Thanks for starting the ball rolling in your usual classy fashion, Sam. Not sure I can offer the same level of thoughtfulness (it's a gorgeous sunny morning and I'm still waking up) but I'll do my best to hang with the big dogs.
There's so much you've raised that I'd like to touch on but before I do, let me also add that FSG editor Lorin Stein will be appearing in these parts on Wednesday via a Q&A I'm conducting with him, so don't miss that either.
First, on the subject of re-reading books, an anecdote. Many, many years ago, when I was toiling in one of those endless succession of office jobs we all know so well, I worked with a nice old Southern gent named Bill. He was fast approaching retirement, kind of coasting a bit. He and I could not have been more different - a liberal and a conservative; a city boy and a shitkicker; opera and country music. Your basic red and blue scenario. And yet we became good pals and were quite fond of each other.
One day I mentioned to him that I began each year re-reading The Great Gatsby. Every January I would sit down with that 50,000-word marvel and read it in a single Sunday. And every single time, without fail, something new leapt to my atttention. Now, Bill could not for his life understand why anyone would waste time - those were his words, "waste time" - reading something he'd already read. I countered with the old standby "If it's not worth reading twice, it's not worth reading once." I urged him to try it, to humor me, which he did. (The book he chose is lost to my advanced case of CRS.)
I can say with all modesty that I changed Bill's life that day.
He came back the following week full of excitement - he'd done exactly what I suggested and had experienced a beloved book of his youth through entirely new eyes. And he was off and running now with a long list of books he wanted to read again. For all I know, he's busy filling his retirement with re-reading.
I'm now reading Ticknor for the fifth time and I'm struck anew by the miracle of voice that Heti pulls off. I remember some time ago, Steve Mitchelmore posted something (wish I could find the link) about challenging us to really be able to explain why we enjoyed a book so much, not to simply rely on tired platitudes. And as an NYU-reject and auto-didact, I've always worried that the reasons I embrace certain books won't stand up to scrutiny. But I know that voice comes first for me - hence my love of Banville. (I actually think he would enjoy Ticknor.)
I'm glad you see the humor in the book, Sam. I worried about that, wondering if folks would get just how blackly funny it is. And, like you ("I am friends like that"), I was perhaps slightly troubled by just how many Ticknor-ian tendencies I seem to embody. Which I also suspect is part of Heti's sly joke - what writer hasn't known envy and bitterness? Seems to go with the territory.
You also talk about length.

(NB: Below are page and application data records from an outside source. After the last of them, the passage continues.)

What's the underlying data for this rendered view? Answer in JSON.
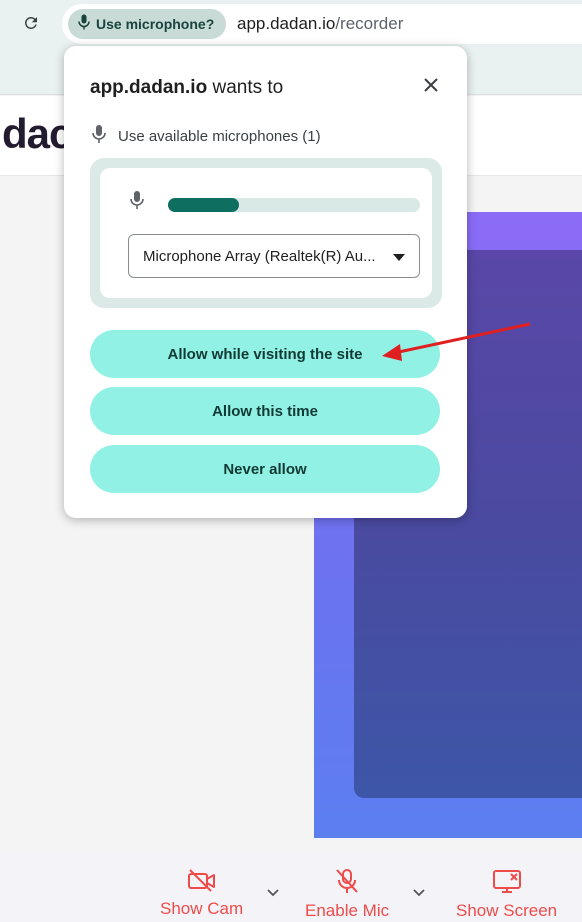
{
  "browser": {
    "permission_chip_label": "Use microphone?",
    "url_host": "app.dadan.io",
    "url_path": "/recorder"
  },
  "page": {
    "logo_text": "dac"
  },
  "popup": {
    "title_site": "app.dadan.io",
    "title_rest": " wants to",
    "mic_permission_text": "Use available microphones (1)",
    "input_level": 0.28,
    "selected_device": "Microphone Array (Realtek(R) Au...",
    "buttons": {
      "allow_while_visiting": "Allow while visiting the site",
      "allow_this_time": "Allow this time",
      "never_allow": "Never allow"
    }
  },
  "toolbar": {
    "show_cam": "Show Cam",
    "enable_mic": "Enable Mic",
    "show_screen": "Show Screen"
  },
  "colors": {
    "accent_teal": "#92f1e5",
    "level_fill": "#0e6e60",
    "tool_red": "#ef4b4b",
    "annotation_arrow": "#e02020"
  }
}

I'm on record lamenting the modern, youthful tendency toward bloat, as though heft equals significance. (See Vollmann, William T or Wallace, David F. Sorry, Ed!) There's also, frankly, a presumption on behalf of the author in dropping 1400 pages into my lap. You'd damn well better be sure you're going to deliver something extraordinary and not merely prolix, given the claim on my time you're making. (Now, it's true I' m a slow-ish reader so this might feed my own bitterness.)
But Ticknor - like Gatsby - proves you needn't be long to be deep. You know I'm a screenwriter and one of the tricks of economy we employ is that it's enough to write INT. MANSION - DAY because people will bring their own ideas of the scene to that description. We use our own experiences to fill in the blanks. I know plenty of minimalist novels rely on similar tropes. But how many of us have experiences of 19th century Boston? And still, in her short novel, Heti has given us a rich and fully realized portrait of that world. Do you remember the scene in which Ticknor waits in the kitchen while Prescott's wife Claire fixes him a meal? That kitchen is as vivid to me as my own.

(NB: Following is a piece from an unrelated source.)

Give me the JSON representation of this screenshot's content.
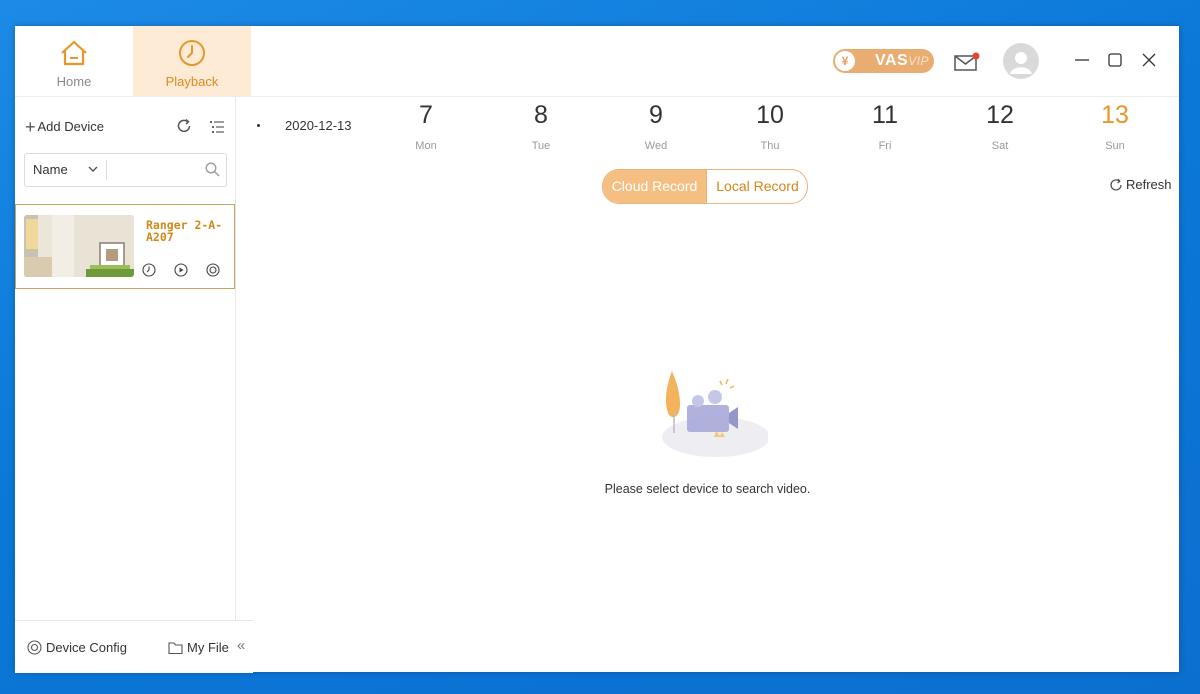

Interestingly, on the question of long v. short, I've also had an interesting email exchange regarding Etgar Keret's new collection The Nimrod Flip-out, which is outperforming expectations despite very little review coverage thus far. I suggested that it's because (a) the trade paper edition is considerably cheaper than a new hardcover and (b) the stories are very short - 1-2 pages each. Couple that with an interesting title and an eye-catching cover and it seems that perhaps it's bringing in younger readers - folks who don't have 30 bucks to spend on a hardcover, and whose attention spans click with the short short stories. So perhaps even the notion of fiction readers liking long works is on its way out.
All yours, Sam.